One of the major lessons from the COVID-19 pandemic is how frail supply chains are during a crisis. With borders shutting down to travel and uncertainty about the resulting financial turmoil, governments were struggling to secure food supplies and other commodities. Nobody will forget the initial panic over toilet paper shortages, where a trip to major chain stores like Costco and Walmart was comparable to the famous “gold rushes” of the 19th century. Social media posts and memes about people stockpiling toilet paper or finding creative substitutions went viral within days of the initial lockdown, and this was only a snapshot of how helpless we were. It was terrifying to see empty food shelves and not know what to expect next: we were facing our apocalypse.
The world is also confronting a climate crisis that threatens our food security, among other things. As a result of climate change, we are seeing more extreme weather events that are affecting many sectors, disrupting food supplies, and causing considerable socioeconomic challenges. According to the United Nations it is not too late to win the race against climate change “This will require fundamental transformations in all aspects of society — how we grow food, use land, transport goods, and power our economies.” A better understanding of the supply chain vulnerabilities of past crises can help build resilience to ensure that businesses and governments are better prepared to respond to, and recover from, extreme weather events or other crises in the future.
What is this research about?
Professor Sara Hajmohammad has been awarded a Social Sciences and Humanities Research Council Insight Grant to study how supply chain resilience can be enhanced in response to extreme weather events. She will explore the vulnerabilities of supply chain systems during past crises to develop a model that can help build resilience capabilities in supply chains. Her research will examine multiple tiers of the supply chain system, including a business’s own operations, its upstream suppliers, or its downstream customers.
Project title: Enhancing Supply Chain Resilience to Extreme Weather Events
When asked about her interest in this project, Professor Hajmohammad said “I have been interested in the sustainability of supply chains for a decade now. Although climate change seems to be inevitable, businesses and their supply chains are not prepared to deal with its intertwined socio-economic consequences. The pandemic showcased the dismissive mentality, ill-preparedness, and experimental responses of businesses to such rare and unlikely events. I believe now is the best time for managers to find out how they can build resiliency into their operations and supply chain processes because the lessons and takeaways from the COVID era are still fresh in their minds. This project is set in the context of food supply chains because they are highly susceptible to extreme weather events and crucial in fulfilling social needs. However, part of the results could be generalized and applied to other supply chain contexts as well.”
Who will benefit from this research?
The knowledge gained from this work will shed light on how businesses can secure their supply chains and overcome the negative consequences of extreme weather events by enhancing their ability to prepare for, respond to, and recover from, these events.

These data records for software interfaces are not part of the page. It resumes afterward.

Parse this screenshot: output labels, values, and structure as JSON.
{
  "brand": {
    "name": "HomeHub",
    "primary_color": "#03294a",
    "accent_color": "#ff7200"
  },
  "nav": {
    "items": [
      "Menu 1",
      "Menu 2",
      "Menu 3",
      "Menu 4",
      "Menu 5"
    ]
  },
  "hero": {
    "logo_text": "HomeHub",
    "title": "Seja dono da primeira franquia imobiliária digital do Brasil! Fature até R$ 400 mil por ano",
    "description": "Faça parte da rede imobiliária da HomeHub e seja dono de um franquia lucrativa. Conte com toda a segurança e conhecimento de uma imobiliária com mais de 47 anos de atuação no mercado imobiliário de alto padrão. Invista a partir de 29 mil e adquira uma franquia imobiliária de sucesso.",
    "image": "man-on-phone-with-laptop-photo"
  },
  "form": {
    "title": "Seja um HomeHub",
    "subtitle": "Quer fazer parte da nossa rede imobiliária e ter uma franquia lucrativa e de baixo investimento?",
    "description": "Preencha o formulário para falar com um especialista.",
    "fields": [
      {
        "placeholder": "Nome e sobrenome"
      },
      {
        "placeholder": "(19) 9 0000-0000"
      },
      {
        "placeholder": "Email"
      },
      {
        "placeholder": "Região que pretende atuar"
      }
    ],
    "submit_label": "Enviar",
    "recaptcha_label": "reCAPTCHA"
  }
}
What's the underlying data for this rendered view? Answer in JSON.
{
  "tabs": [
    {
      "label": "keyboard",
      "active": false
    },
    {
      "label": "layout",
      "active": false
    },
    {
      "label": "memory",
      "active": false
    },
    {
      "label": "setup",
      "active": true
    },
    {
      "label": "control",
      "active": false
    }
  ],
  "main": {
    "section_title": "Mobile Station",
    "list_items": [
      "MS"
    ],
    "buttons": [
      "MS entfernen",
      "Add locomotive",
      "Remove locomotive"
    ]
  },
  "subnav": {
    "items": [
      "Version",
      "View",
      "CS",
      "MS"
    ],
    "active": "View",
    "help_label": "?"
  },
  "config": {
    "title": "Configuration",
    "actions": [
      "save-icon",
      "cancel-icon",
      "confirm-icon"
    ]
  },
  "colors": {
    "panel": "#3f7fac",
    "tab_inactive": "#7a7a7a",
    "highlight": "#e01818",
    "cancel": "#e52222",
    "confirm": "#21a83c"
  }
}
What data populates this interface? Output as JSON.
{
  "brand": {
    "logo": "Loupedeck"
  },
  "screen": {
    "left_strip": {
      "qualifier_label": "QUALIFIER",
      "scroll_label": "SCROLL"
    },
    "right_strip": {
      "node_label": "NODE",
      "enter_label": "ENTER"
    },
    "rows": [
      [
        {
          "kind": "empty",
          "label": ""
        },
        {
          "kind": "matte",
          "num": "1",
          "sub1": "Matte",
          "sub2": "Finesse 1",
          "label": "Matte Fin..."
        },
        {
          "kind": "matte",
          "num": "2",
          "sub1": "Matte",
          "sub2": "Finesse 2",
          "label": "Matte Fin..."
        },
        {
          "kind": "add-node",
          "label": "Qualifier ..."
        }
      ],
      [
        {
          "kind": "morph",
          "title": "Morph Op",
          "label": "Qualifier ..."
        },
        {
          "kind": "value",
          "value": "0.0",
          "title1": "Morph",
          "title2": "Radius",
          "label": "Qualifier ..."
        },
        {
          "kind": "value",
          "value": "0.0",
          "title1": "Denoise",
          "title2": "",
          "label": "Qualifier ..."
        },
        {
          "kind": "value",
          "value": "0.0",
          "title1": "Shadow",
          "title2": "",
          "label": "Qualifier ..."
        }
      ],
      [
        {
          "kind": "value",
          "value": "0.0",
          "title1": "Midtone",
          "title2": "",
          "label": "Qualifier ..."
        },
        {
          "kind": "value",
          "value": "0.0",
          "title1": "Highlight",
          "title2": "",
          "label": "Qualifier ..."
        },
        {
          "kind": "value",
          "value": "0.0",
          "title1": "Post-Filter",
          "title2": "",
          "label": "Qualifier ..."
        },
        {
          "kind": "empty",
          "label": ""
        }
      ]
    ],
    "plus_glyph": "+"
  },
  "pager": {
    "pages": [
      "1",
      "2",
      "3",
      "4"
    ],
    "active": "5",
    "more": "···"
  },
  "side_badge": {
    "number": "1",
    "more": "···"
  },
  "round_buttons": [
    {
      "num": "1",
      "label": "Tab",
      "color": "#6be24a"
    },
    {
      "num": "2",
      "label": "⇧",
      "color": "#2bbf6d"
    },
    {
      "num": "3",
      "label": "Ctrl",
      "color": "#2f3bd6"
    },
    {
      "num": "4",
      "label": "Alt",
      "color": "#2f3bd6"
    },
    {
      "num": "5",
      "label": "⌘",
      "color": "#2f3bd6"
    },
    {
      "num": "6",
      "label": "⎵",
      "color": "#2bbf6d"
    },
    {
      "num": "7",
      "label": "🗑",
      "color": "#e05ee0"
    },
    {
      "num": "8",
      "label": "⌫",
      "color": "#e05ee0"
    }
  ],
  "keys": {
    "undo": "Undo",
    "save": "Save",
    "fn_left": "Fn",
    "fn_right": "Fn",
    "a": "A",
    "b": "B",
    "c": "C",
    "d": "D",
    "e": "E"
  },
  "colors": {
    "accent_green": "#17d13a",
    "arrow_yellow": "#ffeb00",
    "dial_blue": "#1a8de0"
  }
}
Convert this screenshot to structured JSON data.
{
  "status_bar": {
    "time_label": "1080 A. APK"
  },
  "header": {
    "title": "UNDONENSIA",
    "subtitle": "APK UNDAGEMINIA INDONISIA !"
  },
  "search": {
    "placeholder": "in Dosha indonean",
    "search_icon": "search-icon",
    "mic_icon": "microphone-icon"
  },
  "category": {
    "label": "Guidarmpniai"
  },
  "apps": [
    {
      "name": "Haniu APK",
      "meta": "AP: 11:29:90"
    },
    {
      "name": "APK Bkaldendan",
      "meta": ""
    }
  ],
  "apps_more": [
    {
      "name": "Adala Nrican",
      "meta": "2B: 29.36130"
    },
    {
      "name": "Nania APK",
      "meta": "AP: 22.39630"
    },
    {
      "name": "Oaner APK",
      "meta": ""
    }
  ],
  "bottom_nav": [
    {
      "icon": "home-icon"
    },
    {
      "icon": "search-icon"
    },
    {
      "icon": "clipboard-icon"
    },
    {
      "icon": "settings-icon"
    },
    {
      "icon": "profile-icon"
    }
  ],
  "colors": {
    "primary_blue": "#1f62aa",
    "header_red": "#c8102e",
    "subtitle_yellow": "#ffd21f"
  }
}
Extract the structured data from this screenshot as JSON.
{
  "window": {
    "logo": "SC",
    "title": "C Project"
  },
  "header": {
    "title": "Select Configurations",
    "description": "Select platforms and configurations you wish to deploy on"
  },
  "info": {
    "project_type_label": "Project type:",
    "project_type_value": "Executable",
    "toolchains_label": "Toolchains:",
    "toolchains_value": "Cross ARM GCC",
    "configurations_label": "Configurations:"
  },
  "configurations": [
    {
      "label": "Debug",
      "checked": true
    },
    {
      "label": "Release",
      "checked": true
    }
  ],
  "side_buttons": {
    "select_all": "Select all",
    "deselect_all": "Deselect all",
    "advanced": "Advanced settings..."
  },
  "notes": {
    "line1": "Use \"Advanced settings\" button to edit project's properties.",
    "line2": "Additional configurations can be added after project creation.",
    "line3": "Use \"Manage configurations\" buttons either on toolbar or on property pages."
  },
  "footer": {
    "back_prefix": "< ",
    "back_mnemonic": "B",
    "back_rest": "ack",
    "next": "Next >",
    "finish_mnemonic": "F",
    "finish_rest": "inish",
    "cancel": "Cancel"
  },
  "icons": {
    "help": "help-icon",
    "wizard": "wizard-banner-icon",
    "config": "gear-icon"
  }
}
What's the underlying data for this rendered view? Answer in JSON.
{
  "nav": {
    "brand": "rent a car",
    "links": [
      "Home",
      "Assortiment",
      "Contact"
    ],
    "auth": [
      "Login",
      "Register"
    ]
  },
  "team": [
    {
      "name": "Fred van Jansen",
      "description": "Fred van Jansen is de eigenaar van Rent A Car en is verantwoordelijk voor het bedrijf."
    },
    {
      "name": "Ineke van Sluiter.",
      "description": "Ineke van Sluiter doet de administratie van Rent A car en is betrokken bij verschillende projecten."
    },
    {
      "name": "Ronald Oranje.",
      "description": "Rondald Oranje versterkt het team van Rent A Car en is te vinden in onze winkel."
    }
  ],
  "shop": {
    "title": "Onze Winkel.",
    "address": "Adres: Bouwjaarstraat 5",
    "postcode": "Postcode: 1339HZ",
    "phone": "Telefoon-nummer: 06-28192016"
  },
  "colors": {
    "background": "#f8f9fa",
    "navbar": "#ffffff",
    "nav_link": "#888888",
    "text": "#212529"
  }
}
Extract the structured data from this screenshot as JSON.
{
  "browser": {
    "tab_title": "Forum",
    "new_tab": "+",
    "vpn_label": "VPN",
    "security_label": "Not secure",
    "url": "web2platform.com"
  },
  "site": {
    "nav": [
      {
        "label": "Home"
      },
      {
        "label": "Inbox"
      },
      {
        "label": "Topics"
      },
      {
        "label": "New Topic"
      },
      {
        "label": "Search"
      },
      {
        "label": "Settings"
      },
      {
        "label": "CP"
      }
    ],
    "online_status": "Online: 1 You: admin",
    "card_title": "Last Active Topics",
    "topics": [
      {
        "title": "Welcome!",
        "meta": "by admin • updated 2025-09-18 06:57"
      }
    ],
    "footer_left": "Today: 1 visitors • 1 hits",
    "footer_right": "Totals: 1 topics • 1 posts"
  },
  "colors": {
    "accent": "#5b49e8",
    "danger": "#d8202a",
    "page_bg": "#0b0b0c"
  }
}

The insights generated will also help guide future research on supply chain resilience in the face of rare and highly unpredictable events, like pandemics and extreme weather. They will also help the food sector, and other sectors, understand the threat that climate change poses to their supply chains and help these sectors transform their practices accordingly. The resilience models developed will also help community organizations and policy makers develop regulations and incentive programs to enhance community resilience.
Dr. Sara Hajmohammad is an Associate Professor of Operations and Project Management at the Telfer School of Management, University of Ottawa. Prior to joining Telfer in July 2019, Sara was a Professor of Supply Chain Management at the Asper School of Business, University of Manitoba. Learn more about her work.